[The Sari Shop]
Year: 
2004
Type: 
Public: 
Publisher: 
Penguin
Year of publication: 
2005
Pages: 
224
Moral assessment: 
Type: Literature
Nothing inappropriate.
Some morally inappropriate content.
Contains significant sections contrary to faith or morals.
Contains some lurid passages, or presents a general ideological framework that could confuse those without much Christian formation.
Contains several lurid passages, or presents an ideological framework that is contrary or foreign to Christian values.
Explicitly contradicts Catholic faith or morals, or is directed against the Church and its institutions.
Quality: 
Recomendable: 
Transmits values: 
Sexual content: 
Violent content: 
Vulgar language: 
Ideas that contradict Church teaching: 
The rating of the different categories comes from the opinion of Delibris' collaborators

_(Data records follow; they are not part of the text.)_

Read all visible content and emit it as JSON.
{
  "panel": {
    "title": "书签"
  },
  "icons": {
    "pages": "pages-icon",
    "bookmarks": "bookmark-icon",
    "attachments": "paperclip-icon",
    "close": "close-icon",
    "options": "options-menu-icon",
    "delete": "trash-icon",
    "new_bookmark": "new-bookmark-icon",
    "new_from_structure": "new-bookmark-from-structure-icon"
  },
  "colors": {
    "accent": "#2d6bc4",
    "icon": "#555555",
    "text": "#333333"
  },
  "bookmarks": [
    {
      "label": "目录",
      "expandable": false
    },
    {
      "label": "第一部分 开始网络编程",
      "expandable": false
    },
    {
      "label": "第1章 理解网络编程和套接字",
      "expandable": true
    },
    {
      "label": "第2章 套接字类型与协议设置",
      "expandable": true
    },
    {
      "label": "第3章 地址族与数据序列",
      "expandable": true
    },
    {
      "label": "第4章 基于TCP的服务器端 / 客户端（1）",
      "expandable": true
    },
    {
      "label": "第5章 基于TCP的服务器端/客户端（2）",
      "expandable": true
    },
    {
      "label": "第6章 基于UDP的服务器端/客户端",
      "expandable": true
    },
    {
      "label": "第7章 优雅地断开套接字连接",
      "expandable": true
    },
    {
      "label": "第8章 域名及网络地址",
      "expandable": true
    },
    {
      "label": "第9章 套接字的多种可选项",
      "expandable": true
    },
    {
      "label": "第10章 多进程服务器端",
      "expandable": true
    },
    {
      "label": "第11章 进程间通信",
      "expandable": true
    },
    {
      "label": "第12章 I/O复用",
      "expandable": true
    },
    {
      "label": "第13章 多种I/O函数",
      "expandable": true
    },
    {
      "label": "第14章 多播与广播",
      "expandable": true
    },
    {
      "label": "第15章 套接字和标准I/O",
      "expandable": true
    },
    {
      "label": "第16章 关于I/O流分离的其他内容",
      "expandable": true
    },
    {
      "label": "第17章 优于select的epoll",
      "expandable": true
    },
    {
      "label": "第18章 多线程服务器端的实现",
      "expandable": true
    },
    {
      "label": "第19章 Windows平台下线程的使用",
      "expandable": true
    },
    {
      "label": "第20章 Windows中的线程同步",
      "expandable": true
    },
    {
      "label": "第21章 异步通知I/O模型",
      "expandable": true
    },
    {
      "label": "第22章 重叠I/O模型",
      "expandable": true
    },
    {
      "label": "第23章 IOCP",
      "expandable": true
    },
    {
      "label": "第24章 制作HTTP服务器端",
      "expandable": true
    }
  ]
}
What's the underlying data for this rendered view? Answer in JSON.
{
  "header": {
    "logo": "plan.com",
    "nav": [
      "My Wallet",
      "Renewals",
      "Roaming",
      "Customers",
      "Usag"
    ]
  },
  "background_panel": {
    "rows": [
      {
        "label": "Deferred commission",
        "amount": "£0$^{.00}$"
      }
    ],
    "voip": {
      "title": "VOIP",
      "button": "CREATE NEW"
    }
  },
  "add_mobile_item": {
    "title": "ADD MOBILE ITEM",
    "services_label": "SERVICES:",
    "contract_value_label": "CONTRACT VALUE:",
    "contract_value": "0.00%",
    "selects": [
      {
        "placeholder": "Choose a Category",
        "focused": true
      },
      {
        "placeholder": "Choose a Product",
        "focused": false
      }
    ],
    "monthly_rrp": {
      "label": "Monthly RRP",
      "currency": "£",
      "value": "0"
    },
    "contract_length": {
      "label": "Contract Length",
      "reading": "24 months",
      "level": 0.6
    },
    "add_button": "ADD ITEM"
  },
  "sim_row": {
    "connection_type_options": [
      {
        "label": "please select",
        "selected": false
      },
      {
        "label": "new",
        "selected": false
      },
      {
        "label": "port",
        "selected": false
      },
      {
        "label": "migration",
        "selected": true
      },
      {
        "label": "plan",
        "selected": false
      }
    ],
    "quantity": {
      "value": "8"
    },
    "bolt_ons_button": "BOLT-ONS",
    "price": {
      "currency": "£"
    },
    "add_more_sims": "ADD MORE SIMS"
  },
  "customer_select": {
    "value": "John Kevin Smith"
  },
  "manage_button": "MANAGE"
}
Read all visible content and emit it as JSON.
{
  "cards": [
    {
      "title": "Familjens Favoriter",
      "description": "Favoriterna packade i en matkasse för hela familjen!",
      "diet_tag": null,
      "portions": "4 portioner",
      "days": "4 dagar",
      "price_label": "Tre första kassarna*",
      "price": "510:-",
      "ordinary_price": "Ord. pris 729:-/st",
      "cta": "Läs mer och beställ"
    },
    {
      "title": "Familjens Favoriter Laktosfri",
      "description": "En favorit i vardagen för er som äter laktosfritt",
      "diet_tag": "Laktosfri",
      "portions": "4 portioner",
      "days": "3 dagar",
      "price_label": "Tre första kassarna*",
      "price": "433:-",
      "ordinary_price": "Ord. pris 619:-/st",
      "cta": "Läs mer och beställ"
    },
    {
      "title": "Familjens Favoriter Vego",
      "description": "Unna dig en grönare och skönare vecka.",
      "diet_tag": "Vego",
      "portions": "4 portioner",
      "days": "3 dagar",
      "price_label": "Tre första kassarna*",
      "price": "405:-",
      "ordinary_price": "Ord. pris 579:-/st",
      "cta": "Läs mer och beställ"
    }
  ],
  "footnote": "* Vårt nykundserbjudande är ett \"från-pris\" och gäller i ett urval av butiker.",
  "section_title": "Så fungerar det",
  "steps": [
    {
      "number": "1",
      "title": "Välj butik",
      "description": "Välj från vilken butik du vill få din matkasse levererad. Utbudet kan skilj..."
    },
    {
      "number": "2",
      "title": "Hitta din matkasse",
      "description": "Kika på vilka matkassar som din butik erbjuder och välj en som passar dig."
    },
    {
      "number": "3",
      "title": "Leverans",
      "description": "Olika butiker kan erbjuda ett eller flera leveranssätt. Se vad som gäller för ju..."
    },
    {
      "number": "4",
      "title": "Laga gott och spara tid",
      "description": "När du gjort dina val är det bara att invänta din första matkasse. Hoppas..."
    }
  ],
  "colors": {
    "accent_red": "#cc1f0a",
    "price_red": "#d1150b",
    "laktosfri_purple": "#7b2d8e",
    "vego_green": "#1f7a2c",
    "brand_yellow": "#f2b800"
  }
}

Modern India, as seen by a low-middle class boy, working as a shop assistant in a sari shop, in the city of Amritsar (North India, state of Punjab). His life is monotonous, all his childish hopes are gone, and there's a gulf between his life and those of the wealthy women who come to buy saris. Although written as seen by a boy, in fact, the book focuses mainly on the condition of women in this society, and their concerns: weddings and all their preparations; their place in society; their absolute focus on home and family, being beaten and treated as inferior people as a matter of course. If someone rebels against poverty or injustice, it is normally ignored, misunderstood, or punished for its nonconformity with the status quo. The book treats everyone with respect for every social class, trying to express their motivations. Still, there is a notable lack of human dignity, justice, and even hope, present in this portrait of modern India. And the Sikh gods are shown as dangerous, with no love or care for men.

 

Author: Jorge Gaspar, Portugal, 2019